=== Task details ===
In the entries that follow, how many lines include "true"? Give the number and nothing else.

=== Materials provided ===
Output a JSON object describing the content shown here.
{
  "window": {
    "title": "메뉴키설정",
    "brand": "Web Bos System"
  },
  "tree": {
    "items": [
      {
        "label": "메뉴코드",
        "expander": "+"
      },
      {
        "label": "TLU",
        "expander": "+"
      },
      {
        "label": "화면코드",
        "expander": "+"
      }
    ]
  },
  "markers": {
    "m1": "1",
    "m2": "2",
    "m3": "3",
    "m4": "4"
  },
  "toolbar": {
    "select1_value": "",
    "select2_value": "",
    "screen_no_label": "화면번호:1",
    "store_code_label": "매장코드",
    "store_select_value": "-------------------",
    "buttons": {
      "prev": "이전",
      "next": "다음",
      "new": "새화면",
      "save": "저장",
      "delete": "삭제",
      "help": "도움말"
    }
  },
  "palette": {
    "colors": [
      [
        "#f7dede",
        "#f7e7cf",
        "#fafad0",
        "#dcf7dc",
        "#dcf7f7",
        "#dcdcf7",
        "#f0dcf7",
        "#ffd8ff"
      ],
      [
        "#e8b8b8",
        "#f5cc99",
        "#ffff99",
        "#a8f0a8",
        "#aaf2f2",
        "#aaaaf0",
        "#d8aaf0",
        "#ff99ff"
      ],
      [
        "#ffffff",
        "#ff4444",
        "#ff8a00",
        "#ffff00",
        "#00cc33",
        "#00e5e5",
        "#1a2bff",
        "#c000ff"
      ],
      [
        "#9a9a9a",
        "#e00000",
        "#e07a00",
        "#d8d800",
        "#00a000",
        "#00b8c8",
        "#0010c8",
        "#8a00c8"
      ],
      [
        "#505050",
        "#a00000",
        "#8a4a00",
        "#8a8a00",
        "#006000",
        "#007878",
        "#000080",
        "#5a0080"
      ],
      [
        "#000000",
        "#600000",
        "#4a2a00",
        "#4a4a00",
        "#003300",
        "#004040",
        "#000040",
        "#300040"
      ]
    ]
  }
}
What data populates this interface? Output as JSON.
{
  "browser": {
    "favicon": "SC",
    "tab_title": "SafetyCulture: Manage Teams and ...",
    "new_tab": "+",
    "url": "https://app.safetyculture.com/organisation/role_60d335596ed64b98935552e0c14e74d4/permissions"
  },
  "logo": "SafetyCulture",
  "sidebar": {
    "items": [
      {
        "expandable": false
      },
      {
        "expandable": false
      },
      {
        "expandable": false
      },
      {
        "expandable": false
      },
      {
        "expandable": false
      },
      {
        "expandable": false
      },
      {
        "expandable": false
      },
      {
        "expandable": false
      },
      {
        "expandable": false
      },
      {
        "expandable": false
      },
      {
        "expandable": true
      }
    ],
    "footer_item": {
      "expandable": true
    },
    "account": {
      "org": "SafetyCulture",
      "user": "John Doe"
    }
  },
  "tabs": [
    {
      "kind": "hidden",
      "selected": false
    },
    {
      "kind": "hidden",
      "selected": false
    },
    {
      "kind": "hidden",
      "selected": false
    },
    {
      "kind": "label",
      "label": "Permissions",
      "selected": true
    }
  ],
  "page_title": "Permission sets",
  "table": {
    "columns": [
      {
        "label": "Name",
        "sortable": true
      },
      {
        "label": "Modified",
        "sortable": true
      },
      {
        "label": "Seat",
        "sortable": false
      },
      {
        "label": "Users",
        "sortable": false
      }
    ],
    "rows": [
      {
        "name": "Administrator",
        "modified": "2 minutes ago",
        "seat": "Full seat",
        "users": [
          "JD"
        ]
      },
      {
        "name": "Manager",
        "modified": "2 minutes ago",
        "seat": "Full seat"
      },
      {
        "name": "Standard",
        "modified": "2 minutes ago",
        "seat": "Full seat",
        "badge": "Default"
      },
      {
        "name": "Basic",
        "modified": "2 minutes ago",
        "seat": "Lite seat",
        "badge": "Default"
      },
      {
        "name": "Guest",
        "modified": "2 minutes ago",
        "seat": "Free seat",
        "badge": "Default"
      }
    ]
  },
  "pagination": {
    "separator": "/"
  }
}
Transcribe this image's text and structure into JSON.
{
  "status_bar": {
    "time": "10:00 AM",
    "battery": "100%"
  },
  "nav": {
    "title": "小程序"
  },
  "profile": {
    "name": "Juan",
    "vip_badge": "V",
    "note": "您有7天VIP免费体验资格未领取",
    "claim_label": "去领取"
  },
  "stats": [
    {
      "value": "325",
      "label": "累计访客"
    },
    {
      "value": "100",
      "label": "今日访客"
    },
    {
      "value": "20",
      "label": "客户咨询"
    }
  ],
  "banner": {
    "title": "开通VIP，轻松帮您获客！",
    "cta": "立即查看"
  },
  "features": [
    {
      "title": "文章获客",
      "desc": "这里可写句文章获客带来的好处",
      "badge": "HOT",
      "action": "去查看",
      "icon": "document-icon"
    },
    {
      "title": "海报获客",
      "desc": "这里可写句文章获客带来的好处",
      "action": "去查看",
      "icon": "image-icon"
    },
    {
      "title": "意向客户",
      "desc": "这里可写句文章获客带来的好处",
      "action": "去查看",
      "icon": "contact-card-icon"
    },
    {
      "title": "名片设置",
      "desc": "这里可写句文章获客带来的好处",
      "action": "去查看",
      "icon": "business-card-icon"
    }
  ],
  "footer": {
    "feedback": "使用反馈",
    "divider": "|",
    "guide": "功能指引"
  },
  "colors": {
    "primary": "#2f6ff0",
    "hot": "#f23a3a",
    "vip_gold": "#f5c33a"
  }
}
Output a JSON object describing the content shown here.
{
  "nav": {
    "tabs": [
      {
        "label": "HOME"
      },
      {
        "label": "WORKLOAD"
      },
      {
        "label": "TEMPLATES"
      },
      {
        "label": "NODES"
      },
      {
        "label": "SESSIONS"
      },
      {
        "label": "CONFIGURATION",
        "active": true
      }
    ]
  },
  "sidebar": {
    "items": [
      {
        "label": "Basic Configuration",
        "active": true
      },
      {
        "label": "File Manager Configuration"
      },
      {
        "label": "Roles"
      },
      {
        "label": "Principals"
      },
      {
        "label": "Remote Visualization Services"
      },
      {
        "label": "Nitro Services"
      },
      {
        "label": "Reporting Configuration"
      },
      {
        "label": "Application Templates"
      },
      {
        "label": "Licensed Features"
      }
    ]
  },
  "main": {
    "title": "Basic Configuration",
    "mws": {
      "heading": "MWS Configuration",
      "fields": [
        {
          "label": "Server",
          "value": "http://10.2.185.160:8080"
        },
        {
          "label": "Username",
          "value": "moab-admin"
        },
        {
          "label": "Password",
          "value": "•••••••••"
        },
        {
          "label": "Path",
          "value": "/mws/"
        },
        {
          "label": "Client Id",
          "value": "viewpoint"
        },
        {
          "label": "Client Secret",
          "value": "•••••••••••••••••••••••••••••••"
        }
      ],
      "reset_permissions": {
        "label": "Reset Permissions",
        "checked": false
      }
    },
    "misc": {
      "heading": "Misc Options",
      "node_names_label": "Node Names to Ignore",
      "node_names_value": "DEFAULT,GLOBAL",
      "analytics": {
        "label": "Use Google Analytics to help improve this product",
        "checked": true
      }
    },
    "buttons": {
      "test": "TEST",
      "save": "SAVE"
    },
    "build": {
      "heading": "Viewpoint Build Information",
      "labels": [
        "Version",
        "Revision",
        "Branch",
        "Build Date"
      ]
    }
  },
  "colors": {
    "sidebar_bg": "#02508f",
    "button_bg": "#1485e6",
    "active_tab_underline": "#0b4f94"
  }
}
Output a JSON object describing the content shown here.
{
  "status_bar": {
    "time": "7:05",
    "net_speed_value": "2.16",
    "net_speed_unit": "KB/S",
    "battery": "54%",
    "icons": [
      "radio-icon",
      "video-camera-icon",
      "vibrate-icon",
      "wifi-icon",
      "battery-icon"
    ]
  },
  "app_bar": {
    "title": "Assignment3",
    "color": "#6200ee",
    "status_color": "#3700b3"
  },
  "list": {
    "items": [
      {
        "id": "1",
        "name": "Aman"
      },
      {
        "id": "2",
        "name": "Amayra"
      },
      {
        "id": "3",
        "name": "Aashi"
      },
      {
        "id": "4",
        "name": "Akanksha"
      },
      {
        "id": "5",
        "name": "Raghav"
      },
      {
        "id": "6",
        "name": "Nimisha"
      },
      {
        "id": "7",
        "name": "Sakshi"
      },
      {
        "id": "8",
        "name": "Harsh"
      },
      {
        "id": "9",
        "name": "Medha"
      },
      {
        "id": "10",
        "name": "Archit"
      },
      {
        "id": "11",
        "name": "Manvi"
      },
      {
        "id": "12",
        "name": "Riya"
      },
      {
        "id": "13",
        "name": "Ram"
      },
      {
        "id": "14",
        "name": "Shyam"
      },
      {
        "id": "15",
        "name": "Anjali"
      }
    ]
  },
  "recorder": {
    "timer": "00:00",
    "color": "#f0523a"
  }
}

=== Reply ===
8